This review found that subjects training in the morning made similar training adaptations to subjects training at night. Strength is usually greater at night, however, you can still increase strength and size at the same rate no matter what time of day you train. The takeaway? Train whatever time works for you!
The Study: Grgic, J., Lazinica, B., Garofolini, A., Schoenfeld, B. J., Saner, N. J., & Mikulic, P. (2019). The effects of time of day-specific resistance training on adaptations in skeletal muscle hypertrophy and muscle strength: A systematic review and meta-analysis. Chronobiology International, 1-12.

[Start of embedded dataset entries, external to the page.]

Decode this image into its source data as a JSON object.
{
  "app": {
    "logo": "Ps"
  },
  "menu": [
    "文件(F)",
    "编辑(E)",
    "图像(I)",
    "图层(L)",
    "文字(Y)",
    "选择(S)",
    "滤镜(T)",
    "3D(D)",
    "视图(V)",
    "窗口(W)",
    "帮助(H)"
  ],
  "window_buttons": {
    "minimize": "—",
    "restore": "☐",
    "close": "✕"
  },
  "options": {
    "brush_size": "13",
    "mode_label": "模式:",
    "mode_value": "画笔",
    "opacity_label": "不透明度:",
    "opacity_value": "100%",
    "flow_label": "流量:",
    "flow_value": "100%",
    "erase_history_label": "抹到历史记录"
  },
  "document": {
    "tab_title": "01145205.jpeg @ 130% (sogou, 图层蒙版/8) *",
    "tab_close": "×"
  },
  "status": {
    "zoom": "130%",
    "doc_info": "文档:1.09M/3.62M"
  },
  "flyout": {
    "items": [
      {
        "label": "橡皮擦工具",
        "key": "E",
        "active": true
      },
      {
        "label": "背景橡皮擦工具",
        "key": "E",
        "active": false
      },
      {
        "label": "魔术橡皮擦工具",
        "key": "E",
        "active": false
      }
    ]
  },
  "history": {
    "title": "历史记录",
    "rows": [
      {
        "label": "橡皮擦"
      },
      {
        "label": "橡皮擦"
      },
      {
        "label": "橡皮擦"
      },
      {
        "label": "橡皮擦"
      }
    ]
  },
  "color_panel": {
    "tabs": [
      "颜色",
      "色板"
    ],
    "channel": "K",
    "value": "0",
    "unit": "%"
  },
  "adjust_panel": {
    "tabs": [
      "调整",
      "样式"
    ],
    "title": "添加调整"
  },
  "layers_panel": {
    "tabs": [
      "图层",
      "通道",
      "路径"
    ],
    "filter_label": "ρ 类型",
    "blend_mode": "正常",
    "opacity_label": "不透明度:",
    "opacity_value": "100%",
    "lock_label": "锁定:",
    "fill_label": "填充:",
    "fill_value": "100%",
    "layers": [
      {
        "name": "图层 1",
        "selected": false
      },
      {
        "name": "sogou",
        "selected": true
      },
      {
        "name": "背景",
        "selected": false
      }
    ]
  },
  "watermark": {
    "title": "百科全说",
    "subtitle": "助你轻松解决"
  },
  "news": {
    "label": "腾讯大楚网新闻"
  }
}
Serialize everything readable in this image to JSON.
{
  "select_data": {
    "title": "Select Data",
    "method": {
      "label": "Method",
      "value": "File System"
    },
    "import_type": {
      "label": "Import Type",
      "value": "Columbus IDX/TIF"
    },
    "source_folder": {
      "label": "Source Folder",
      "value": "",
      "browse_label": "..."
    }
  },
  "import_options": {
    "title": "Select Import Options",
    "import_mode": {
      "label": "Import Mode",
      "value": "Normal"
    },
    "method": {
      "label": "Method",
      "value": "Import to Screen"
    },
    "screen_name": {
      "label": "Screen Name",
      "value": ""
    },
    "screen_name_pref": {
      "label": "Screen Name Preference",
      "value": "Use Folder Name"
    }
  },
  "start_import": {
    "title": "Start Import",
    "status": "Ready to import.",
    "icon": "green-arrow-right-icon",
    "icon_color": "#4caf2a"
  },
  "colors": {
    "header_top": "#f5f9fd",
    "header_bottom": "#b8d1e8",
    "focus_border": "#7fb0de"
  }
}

From being a mediocre athlete, to professional powerlifter and strength coach, and now to researcher and writer, Charlie combines education and experience in the effort to help Bridge the Gap Between Science and Application. Charlie performs double duty by being the Content Manager for The Muscle PhD as well as the Director of Human Performance at the Applied Science and Performance Institute in Tampa, FL. To appease the nerds, Charlie is a PhD candidate in Human Performance with a master’s degree in Kinesiology and a bachelor’s degree in Exercise Science. For more alphabet soup, Charlie is also a Certified Strength and Conditioning Specialist (CSCS), an ACSM-certified Exercise Physiologist (ACSM-EP), and a USA Weightlifting-certified performance coach (USAW).